> _Work instruction_
Copy every entry exactly.

Records supplied section start

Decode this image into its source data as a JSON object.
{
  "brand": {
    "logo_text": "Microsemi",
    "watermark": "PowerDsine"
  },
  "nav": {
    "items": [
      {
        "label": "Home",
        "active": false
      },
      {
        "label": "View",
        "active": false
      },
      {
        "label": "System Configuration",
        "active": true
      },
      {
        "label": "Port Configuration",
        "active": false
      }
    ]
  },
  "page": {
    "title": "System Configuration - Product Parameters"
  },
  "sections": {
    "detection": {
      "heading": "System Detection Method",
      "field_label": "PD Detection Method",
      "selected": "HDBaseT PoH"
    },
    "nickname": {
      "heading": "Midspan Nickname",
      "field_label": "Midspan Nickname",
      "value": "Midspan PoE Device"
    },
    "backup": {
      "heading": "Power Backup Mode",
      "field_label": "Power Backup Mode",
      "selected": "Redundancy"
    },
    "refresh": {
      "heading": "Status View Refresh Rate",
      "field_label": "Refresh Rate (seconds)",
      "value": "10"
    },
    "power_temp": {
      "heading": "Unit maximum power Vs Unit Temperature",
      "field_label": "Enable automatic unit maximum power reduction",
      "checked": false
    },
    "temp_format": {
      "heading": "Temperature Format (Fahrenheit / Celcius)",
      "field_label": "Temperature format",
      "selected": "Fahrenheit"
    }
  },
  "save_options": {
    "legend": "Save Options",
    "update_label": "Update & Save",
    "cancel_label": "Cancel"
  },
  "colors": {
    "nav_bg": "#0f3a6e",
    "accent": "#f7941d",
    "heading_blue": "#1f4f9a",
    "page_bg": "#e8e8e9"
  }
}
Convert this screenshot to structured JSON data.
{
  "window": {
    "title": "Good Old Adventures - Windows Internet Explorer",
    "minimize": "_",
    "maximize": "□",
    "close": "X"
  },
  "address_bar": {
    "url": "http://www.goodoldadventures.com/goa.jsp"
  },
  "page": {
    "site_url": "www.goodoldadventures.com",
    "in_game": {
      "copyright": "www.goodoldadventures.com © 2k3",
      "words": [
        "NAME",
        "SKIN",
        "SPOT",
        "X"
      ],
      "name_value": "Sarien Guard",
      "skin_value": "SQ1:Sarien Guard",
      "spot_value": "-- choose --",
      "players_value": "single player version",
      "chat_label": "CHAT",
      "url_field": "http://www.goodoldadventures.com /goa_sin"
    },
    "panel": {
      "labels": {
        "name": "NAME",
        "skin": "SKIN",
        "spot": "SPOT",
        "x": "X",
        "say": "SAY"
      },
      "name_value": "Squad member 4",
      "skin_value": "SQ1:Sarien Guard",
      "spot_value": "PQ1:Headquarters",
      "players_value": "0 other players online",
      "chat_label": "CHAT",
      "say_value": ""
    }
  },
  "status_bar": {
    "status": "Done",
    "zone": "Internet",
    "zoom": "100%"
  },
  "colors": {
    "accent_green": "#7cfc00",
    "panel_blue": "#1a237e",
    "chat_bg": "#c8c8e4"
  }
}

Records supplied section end

> _Answer to the problem_
Decode this image into its source data as a JSON object.
{
  "brand": {
    "logo_text": "Microsemi",
    "watermark": "PowerDsine"
  },
  "nav": {
    "items": [
      {
        "label": "Home",
        "active": false
      },
      {
        "label": "View",
        "active": false
      },
      {
        "label": "System Configuration",
        "active": true
      },
      {
        "label": "Port Configuration",
        "active": false
      }
    ]
  },
  "page": {
    "title": "System Configuration - Product Parameters"
  },
  "sections": {
    "detection": {
      "heading": "System Detection Method",
      "field_label": "PD Detection Method",
      "selected": "HDBaseT PoH"
    },
    "nickname": {
      "heading": "Midspan Nickname",
      "field_label": "Midspan Nickname",
      "value": "Midspan PoE Device"
    },
    "backup": {
      "heading": "Power Backup Mode",
      "field_label": "Power Backup Mode",
      "selected": "Redundancy"
    },
    "refresh": {
      "heading": "Status View Refresh Rate",
      "field_label": "Refresh Rate (seconds)",
      "value": "10"
    },
    "power_temp": {
      "heading": "Unit maximum power Vs Unit Temperature",
      "field_label": "Enable automatic unit maximum power reduction",
      "checked": false
    },
    "temp_format": {
      "heading": "Temperature Format (Fahrenheit / Celcius)",
      "field_label": "Temperature format",
      "selected": "Fahrenheit"
    }
  },
  "save_options": {
    "legend": "Save Options",
    "update_label": "Update & Save",
    "cancel_label": "Cancel"
  },
  "colors": {
    "nav_bg": "#0f3a6e",
    "accent": "#f7941d",
    "heading_blue": "#1f4f9a",
    "page_bg": "#e8e8e9"
  }
}
Convert this screenshot to structured JSON data.
{
  "window": {
    "title": "Good Old Adventures - Windows Internet Explorer",
    "minimize": "_",
    "maximize": "□",
    "close": "X"
  },
  "address_bar": {
    "url": "http://www.goodoldadventures.com/goa.jsp"
  },
  "page": {
    "site_url": "www.goodoldadventures.com",
    "in_game": {
      "copyright": "www.goodoldadventures.com © 2k3",
      "words": [
        "NAME",
        "SKIN",
        "SPOT",
        "X"
      ],
      "name_value": "Sarien Guard",
      "skin_value": "SQ1:Sarien Guard",
      "spot_value": "-- choose --",
      "players_value": "single player version",
      "chat_label": "CHAT",
      "url_field": "http://www.goodoldadventures.com /goa_sin"
    },
    "panel": {
      "labels": {
        "name": "NAME",
        "skin": "SKIN",
        "spot": "SPOT",
        "x": "X",
        "say": "SAY"
      },
      "name_value": "Squad member 4",
      "skin_value": "SQ1:Sarien Guard",
      "spot_value": "PQ1:Headquarters",
      "players_value": "0 other players online",
      "chat_label": "CHAT",
      "say_value": ""
    }
  },
  "status_bar": {
    "status": "Done",
    "zone": "Internet",
    "zoom": "100%"
  },
  "colors": {
    "accent_green": "#7cfc00",
    "panel_blue": "#1a237e",
    "chat_bg": "#c8c8e4"
  }
}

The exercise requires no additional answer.